10 Charts for the Month of May
1. Growth Sectors Continue to Outperform
In the bear market of 2022, growth sectors led on the downside. The tech-laden NASDAQ dropped 33%, far more than the declines seen for value-oriented groups . Things are different now. Big tech is pacing gains in 2023.
2. Communication Services is Leading the Way
The Communication Services sector has rallied 23% through the first four months of 2023, thanks in large part to a 92% year-to-date gain for Meta Platforms. Communications ended last week at its highest level since last August.
3. Mean Reversion Ahead?
After the equal weight S&P 500 steadily outperformed the cap-weighted index in 2022, we’ve seen a sharp relative selloff over the last month and a half. The ratio broke down to new 52-week lows last Thursday. Momentum, though, is putting in a potential bullish divergence. That could set the stage for a mean reversion rally in favor of the equally weighted index.
4. Interest Rates Going Nowhere Fast
The ICE BofA MOVE Index, which tracks fixed income market volatility, touched its highest level since 2008 during March, and remains elevated relative to historical norms. Despite that, 10-year Treasury yields are virtually unchanged over 1-month and 3-month timeframes.
5 and 6. Stocks Are Still Highly Correlated with Currencies
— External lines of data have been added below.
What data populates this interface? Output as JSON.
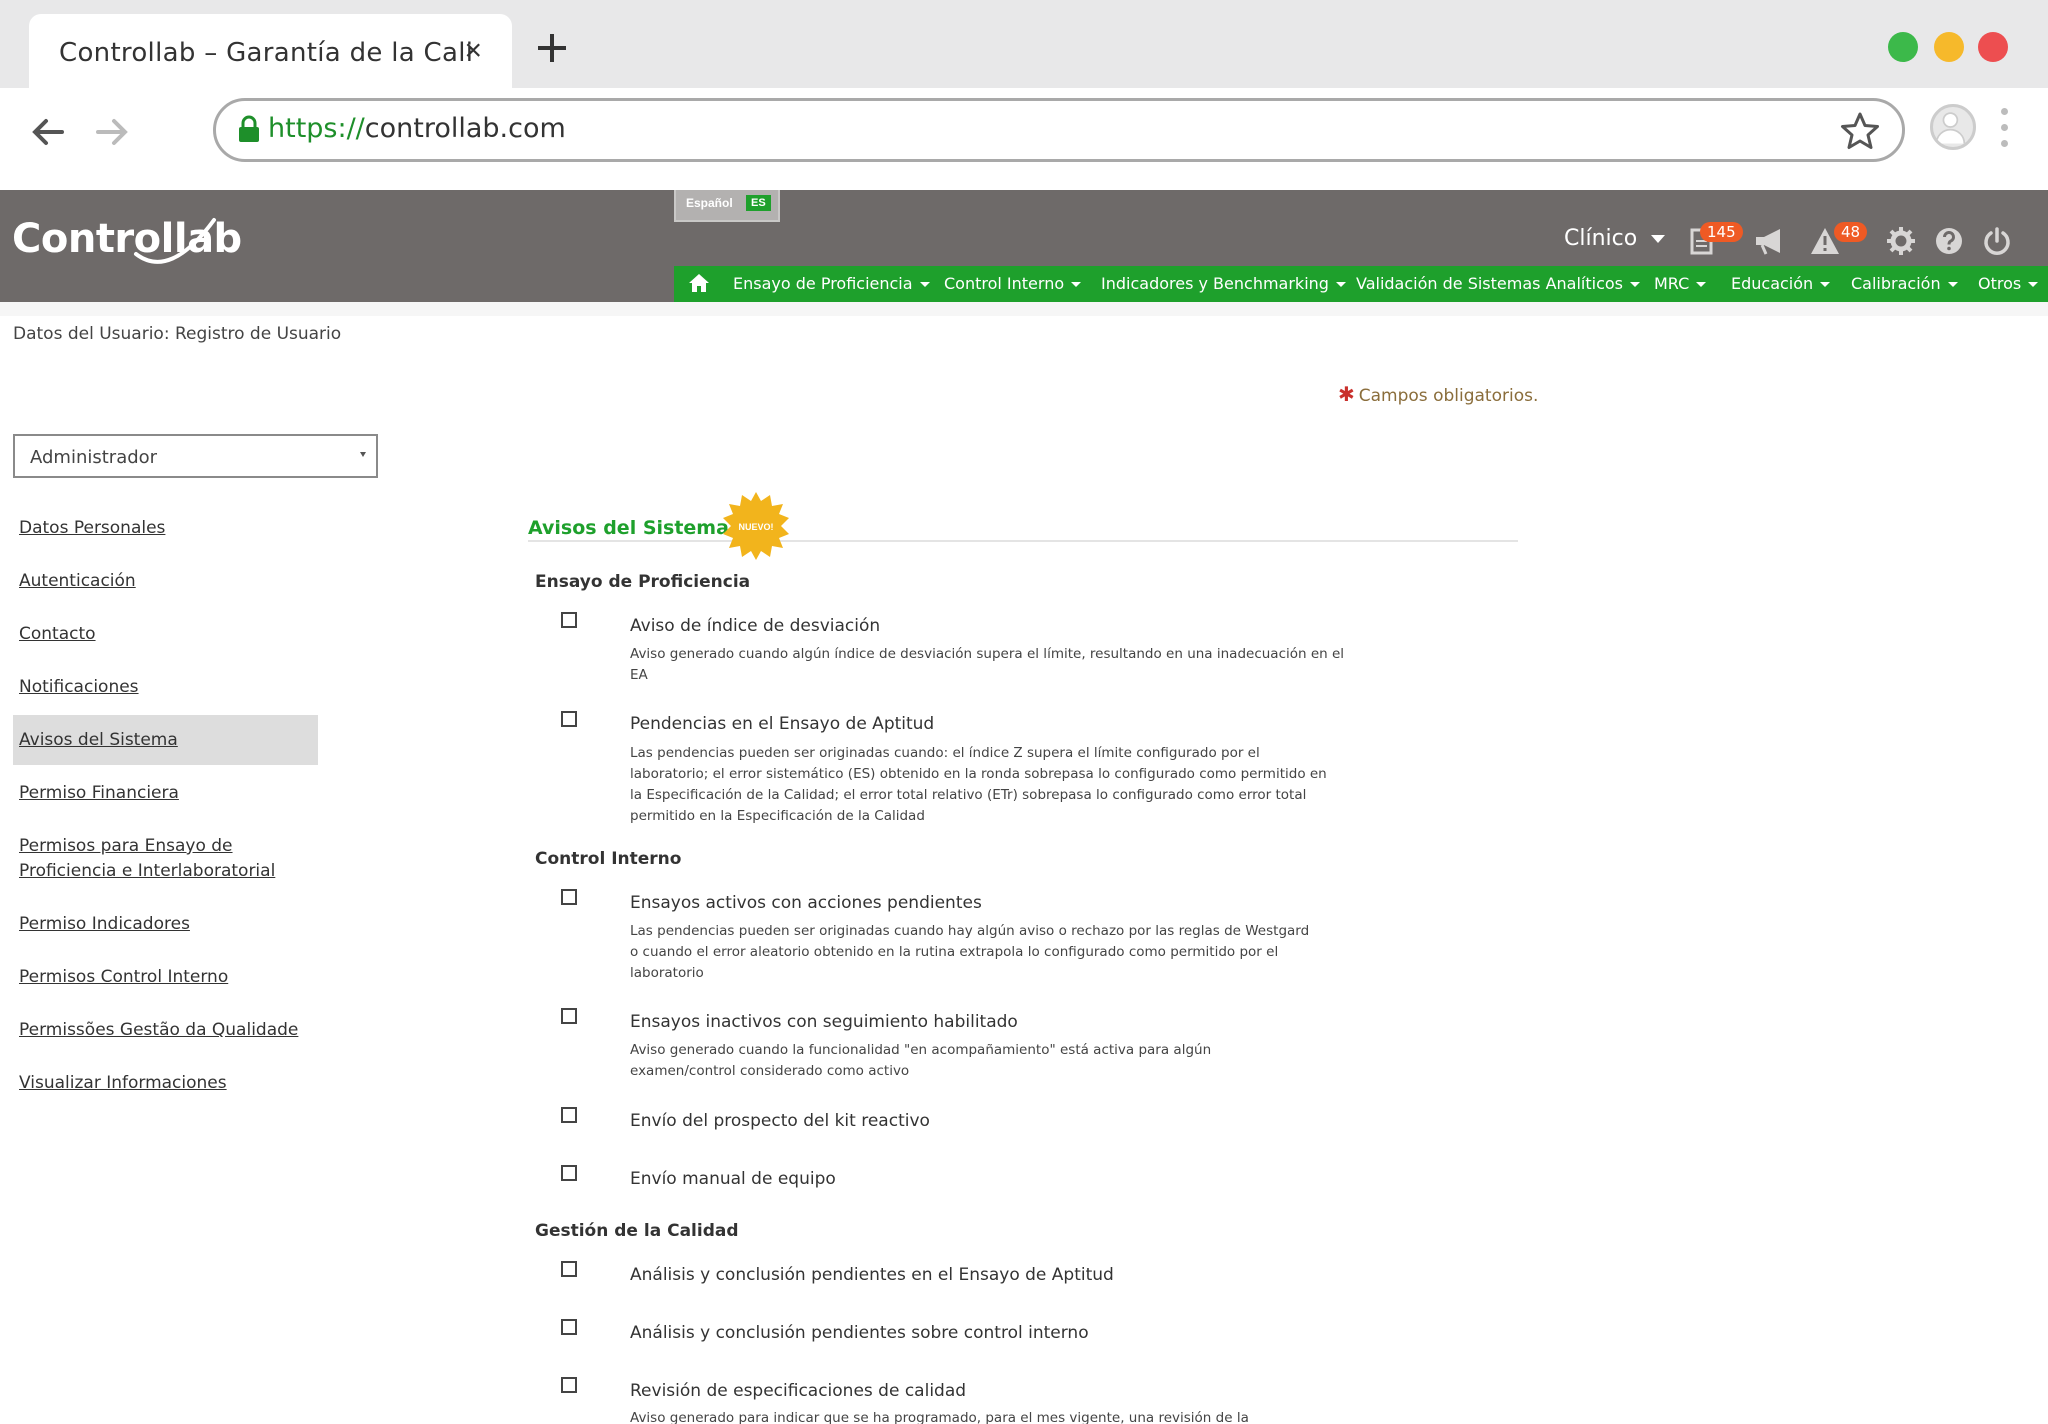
{
  "browser": {
    "tab_title": "Controllab – Garantía de la Cali",
    "tab_close": "×",
    "url_scheme": "https://",
    "url_host": "controllab.com",
    "window_dots": [
      "#3cb94a",
      "#f6b92b",
      "#ed4e50"
    ]
  },
  "header": {
    "logo": "Controllab",
    "language_label": "Español",
    "language_code": "ES",
    "area_label": "Clínico",
    "badge_documents": "145",
    "badge_alerts": "48",
    "accent_color": "#1ea02c",
    "header_color": "#6e6a69"
  },
  "mainnav": {
    "items": [
      "Ensayo de Proficiencia",
      "Control Interno",
      "Indicadores y Benchmarking",
      "Validación de Sistemas Analíticos",
      "MRC",
      "Educación",
      "Calibración",
      "Otros"
    ]
  },
  "page": {
    "breadcrumb": "Datos del Usuario: Registro de Usuario",
    "required_note": "Campos obligatorios.",
    "required_mark": "✱",
    "role_value": "Administrador"
  },
  "sidenav": {
    "items": [
      "Datos Personales",
      "Autenticación",
      "Contacto",
      "Notificaciones",
      "Avisos del Sistema",
      "Permiso Financiera",
      "Permisos para Ensayo de Proficiencia e Interlaboratorial",
      "Permiso Indicadores",
      "Permisos Control Interno",
      "Permissões Gestão da Qualidade",
      "Visualizar Informaciones"
    ],
    "active": "Avisos del Sistema"
  },
  "section": {
    "title": "Avisos del Sistema",
    "new_badge": "NUEVO!"
  },
  "groups": [
    {
      "title": "Ensayo de Proficiencia",
      "options": [
        {
          "label": "Aviso de índice de desviación",
          "desc": "Aviso generado cuando algún índice de desviación supera el límite, resultando en una inadecuación en el EA"
        },
        {
          "label": "Pendencias en el Ensayo de Aptitud",
          "desc": "Las pendencias pueden ser originadas cuando: el índice Z supera el límite configurado por el laboratorio; el error sistemático (ES) obtenido en la ronda sobrepasa lo configurado como permitido en la Especificación de la Calidad; el error total relativo (ETr) sobrepasa lo configurado como error total permitido en la Especificación de la Calidad"
        }
      ]
    },
    {
      "title": "Control Interno",
      "options": [
        {
          "label": "Ensayos activos con acciones pendientes",
          "desc": "Las pendencias pueden ser originadas cuando hay algún aviso o rechazo por las reglas de Westgard o cuando el error aleatorio obtenido en la rutina extrapola lo configurado como permitido por el laboratorio"
        },
        {
          "label": "Ensayos inactivos con seguimiento habilitado",
          "desc": "Aviso generado cuando la funcionalidad \"en acompañamiento\" está activa para algún examen/control considerado como activo"
        },
        {
          "label": "Envío del prospecto del kit reactivo",
          "desc": ""
        },
        {
          "label": "Envío manual de equipo",
          "desc": ""
        }
      ]
    },
    {
      "title": "Gestión de la Calidad",
      "options": [
        {
          "label": "Análisis y conclusión pendientes en el Ensayo de Aptitud",
          "desc": ""
        },
        {
          "label": "Análisis y conclusión pendientes sobre control interno",
          "desc": ""
        },
        {
          "label": "Revisión de especificaciones de calidad",
          "desc": "Aviso generado para indicar que se ha programado, para el mes vigente, una revisión de la"
        }
      ]
    }
  ]
}
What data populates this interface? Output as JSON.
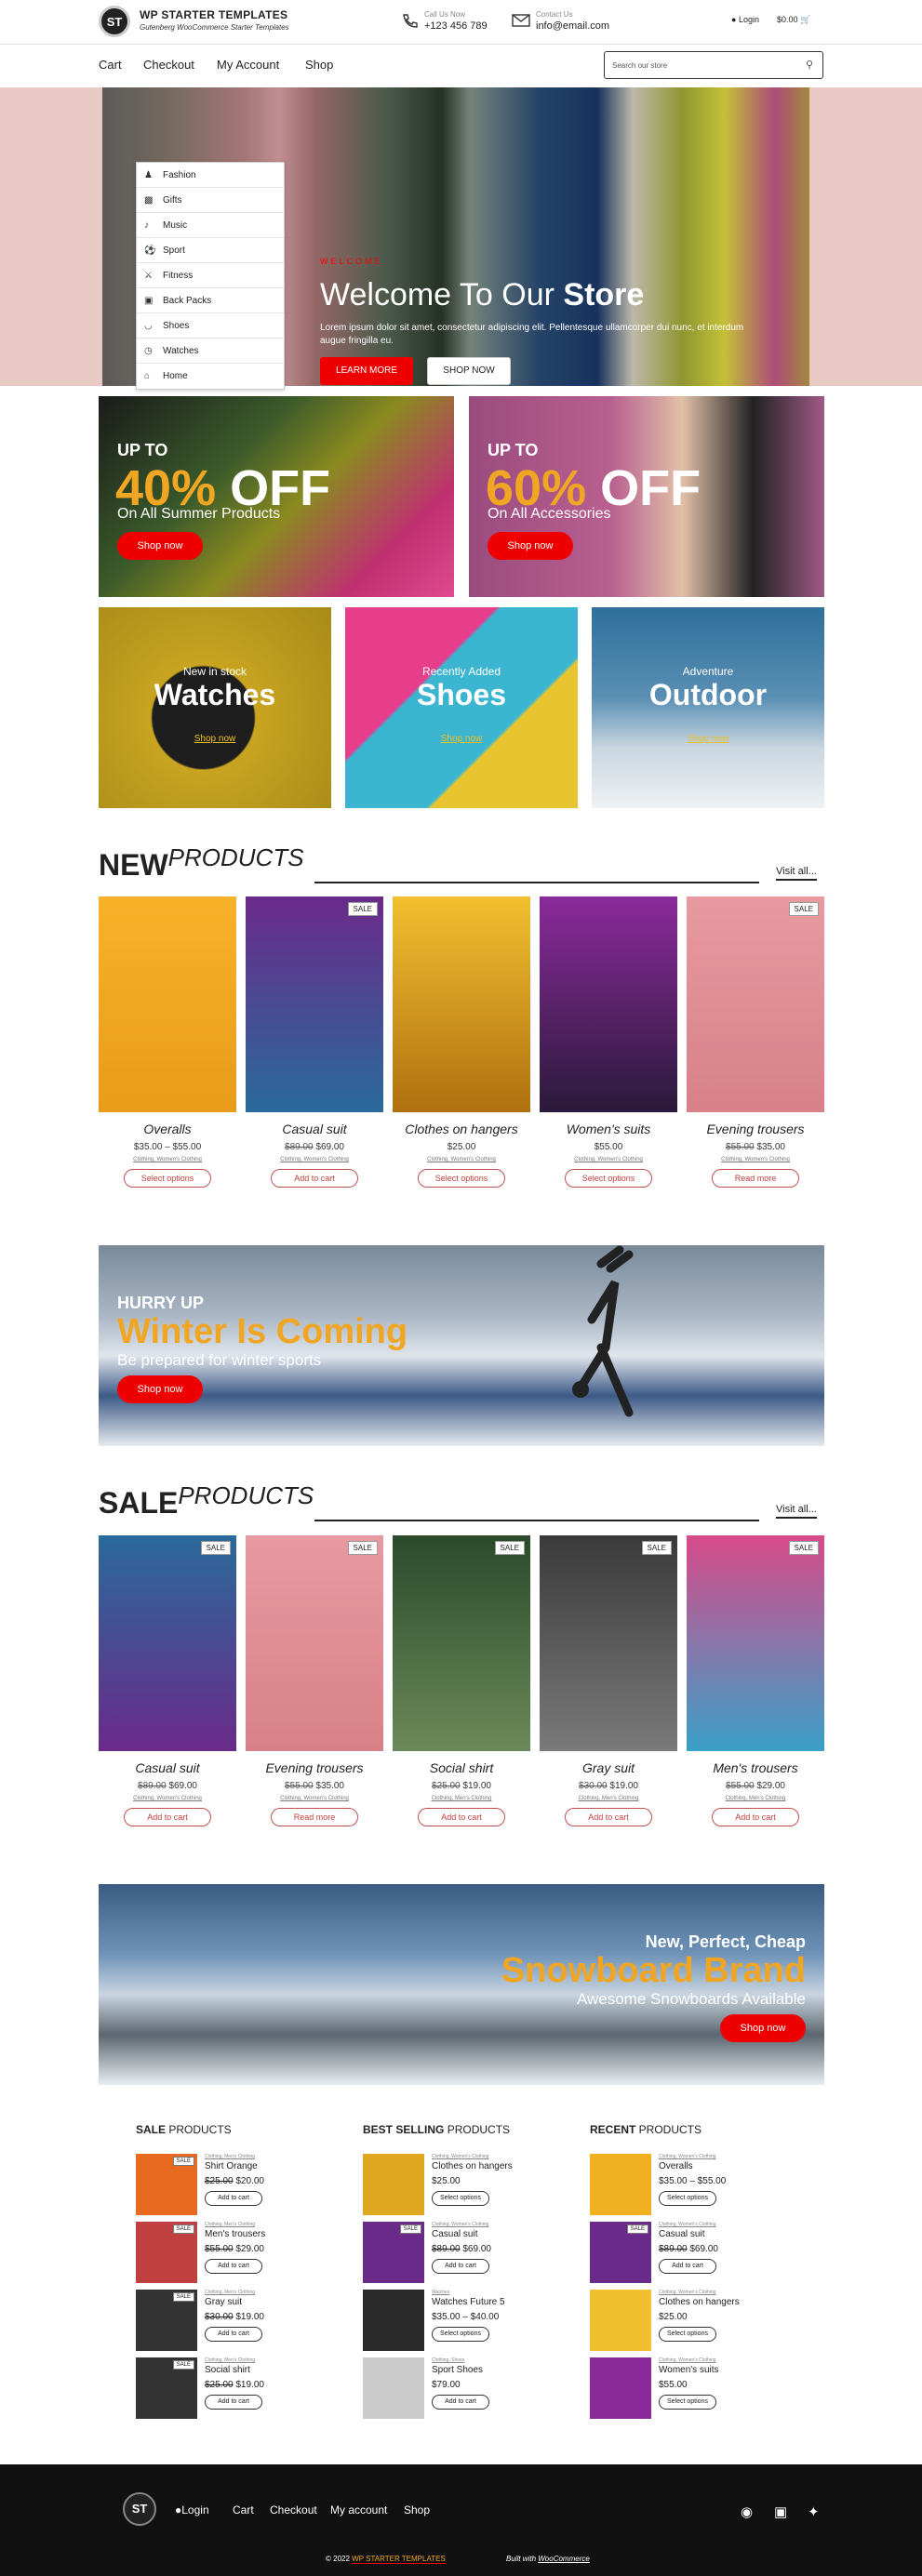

All throughout 2022, the US Dollar was in the driver’s seat. Each time the Dollar Index touched a new high, stock prices fell to new lows. That negative correlation is still very much alive – except those Dollar headwinds have turned into tailwinds. The DXY is at its lowest level since last April.
7. Gold Prices Approaching All-Time Highs
Precious metals are off to a strong start in 2023, led by an 8% rally in gold. That puts the yellow metal just 3% from all-time high prices, which were set in August 2020. A breakout from this range could spark a move to 3170.
8. Bitcoin Rejected at 30,000
Bitcoin has been one of the best places to invest in 2023, with a year-to-date gain of more than 70%. It’s still stuck below last summer’s key breakdown level, though, after briefly surpassing it in April. A sustained move above 30,000 would go a long way toward convincing us that the intermediate-term trend has changed.
9 and 10. The Fed’s decision is getting harder
Inflation is still too high. Year-over-year growth in CPI has declined for 9 consecutive months, but that decline is largely attributable to normalization of goods prices. Core services prices are still near 40-year highs. Meanwhile, the labor market is starting to show signs of weakness. The number of continuing jobless claims remains quite low, but the 6-month change is cause for concern. We’ve never seen claims increase at this pace outside of a recession. The Fed has to weigh the risk of pushing the economy into a downturn against the risk of letting inflation remain higher for longer.